After locating the line with "Read all visible content and emit it as JSON.", reproduce that line and every one following it exactly, up to the end of the entries.

### Provided data ###

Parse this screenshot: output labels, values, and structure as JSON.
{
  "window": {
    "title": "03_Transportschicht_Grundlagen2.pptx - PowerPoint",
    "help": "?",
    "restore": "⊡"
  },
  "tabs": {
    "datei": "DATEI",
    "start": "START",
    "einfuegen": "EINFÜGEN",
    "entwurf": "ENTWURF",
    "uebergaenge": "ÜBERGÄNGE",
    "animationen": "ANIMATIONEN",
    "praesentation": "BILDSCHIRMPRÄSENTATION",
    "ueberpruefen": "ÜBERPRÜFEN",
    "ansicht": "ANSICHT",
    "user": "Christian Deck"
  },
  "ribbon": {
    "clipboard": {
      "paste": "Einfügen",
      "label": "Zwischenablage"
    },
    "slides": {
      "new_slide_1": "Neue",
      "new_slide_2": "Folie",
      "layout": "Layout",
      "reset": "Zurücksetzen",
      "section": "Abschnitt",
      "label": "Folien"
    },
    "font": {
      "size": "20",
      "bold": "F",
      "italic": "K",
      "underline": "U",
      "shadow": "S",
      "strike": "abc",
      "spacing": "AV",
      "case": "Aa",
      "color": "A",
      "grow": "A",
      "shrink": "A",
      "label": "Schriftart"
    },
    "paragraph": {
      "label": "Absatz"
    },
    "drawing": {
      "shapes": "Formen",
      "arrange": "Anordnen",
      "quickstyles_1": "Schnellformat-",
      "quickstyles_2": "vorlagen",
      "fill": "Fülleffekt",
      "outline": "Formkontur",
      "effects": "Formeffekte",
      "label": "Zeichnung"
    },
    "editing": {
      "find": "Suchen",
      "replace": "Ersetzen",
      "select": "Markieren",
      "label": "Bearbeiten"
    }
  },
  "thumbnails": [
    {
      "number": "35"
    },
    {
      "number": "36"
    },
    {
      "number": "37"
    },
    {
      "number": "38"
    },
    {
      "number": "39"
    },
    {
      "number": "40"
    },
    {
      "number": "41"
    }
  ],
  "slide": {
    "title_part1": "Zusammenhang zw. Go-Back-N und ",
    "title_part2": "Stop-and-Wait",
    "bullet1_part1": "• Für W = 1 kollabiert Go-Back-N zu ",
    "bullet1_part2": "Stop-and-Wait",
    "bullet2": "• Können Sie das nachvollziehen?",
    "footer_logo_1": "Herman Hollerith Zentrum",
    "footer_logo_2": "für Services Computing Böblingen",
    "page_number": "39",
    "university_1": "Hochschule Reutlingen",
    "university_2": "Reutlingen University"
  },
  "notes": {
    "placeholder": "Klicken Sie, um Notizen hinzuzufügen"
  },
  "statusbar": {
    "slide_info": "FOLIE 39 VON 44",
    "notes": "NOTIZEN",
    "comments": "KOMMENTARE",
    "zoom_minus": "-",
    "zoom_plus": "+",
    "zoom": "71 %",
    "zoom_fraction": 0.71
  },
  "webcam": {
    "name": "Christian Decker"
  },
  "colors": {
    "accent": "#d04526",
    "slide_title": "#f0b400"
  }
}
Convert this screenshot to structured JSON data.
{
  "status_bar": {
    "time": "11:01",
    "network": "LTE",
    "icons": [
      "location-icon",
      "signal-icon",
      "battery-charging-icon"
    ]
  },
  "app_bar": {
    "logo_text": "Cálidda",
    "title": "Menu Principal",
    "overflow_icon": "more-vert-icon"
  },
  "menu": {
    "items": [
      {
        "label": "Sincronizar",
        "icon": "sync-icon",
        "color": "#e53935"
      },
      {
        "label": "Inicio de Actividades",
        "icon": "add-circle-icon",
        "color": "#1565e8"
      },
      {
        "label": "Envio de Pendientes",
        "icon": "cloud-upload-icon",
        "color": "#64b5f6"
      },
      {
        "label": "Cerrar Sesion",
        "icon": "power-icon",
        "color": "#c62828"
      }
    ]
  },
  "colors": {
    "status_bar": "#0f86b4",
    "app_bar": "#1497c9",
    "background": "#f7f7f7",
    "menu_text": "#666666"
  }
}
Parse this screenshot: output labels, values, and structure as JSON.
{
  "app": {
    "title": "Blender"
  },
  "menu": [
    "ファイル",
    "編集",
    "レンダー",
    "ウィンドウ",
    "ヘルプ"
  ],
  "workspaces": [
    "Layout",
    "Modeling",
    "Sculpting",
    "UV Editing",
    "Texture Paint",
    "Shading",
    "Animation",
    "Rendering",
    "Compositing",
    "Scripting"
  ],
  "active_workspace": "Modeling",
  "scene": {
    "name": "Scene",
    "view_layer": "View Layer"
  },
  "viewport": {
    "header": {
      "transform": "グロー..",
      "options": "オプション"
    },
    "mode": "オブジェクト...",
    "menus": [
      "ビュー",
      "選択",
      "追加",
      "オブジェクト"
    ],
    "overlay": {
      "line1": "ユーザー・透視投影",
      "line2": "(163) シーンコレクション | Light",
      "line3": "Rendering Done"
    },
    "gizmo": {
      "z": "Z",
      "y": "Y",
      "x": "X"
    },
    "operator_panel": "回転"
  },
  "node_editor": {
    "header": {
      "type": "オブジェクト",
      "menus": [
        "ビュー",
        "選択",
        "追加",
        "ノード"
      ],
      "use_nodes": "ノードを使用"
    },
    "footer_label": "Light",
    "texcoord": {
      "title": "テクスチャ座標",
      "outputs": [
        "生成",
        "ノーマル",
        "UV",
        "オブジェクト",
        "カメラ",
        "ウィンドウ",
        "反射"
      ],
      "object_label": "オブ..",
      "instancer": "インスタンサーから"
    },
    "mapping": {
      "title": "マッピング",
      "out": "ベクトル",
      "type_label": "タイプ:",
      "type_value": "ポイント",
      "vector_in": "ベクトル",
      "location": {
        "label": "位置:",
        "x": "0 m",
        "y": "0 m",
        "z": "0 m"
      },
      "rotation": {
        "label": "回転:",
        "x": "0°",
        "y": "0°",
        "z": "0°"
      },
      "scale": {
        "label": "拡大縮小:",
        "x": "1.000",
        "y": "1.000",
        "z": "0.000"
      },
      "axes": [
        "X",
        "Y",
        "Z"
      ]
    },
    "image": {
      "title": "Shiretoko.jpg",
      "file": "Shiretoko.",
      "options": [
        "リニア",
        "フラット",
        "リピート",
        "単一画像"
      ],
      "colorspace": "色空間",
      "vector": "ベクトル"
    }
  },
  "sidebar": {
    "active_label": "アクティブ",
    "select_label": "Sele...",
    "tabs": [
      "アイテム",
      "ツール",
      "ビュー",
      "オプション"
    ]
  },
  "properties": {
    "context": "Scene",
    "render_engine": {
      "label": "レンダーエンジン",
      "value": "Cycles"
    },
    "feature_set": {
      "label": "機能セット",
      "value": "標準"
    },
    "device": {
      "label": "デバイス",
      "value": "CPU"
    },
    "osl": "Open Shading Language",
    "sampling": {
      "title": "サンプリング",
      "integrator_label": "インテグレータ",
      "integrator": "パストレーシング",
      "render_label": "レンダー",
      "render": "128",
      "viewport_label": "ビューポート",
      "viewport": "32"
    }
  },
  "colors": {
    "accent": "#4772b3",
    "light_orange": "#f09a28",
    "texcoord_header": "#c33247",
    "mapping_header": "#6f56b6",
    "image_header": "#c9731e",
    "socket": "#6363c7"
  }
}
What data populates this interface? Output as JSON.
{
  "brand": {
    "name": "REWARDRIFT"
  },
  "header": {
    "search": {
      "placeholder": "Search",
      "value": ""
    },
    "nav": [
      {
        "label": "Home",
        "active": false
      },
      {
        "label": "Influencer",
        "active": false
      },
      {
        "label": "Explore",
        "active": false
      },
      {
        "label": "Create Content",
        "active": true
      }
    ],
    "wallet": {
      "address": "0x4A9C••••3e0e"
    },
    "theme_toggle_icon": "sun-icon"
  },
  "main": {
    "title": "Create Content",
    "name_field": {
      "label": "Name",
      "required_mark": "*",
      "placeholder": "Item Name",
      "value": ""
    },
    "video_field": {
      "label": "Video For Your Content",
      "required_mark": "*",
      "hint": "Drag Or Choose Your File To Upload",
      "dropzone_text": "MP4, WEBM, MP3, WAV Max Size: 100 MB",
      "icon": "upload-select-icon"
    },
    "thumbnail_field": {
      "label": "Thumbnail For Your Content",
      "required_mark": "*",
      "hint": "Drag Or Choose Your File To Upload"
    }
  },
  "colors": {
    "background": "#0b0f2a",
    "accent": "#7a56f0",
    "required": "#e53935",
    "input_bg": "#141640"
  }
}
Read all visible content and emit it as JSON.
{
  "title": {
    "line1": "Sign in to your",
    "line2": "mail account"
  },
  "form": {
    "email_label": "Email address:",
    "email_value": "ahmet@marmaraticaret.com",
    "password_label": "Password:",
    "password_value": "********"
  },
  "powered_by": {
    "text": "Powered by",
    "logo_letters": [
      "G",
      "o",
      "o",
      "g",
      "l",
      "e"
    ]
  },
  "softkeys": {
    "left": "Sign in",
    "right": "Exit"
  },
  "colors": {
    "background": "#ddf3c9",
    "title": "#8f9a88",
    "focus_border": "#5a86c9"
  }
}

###

▸ **Task output**:
Read all visible content and emit it as JSON.
{
  "title": {
    "line1": "Sign in to your",
    "line2": "mail account"
  },
  "form": {
    "email_label": "Email address:",
    "email_value": "ahmet@marmaraticaret.com",
    "password_label": "Password:",
    "password_value": "********"
  },
  "powered_by": {
    "text": "Powered by",
    "logo_letters": [
      "G",
      "o",
      "o",
      "g",
      "l",
      "e"
    ]
  },
  "softkeys": {
    "left": "Sign in",
    "right": "Exit"
  },
  "colors": {
    "background": "#ddf3c9",
    "title": "#8f9a88",
    "focus_border": "#5a86c9"
  }
}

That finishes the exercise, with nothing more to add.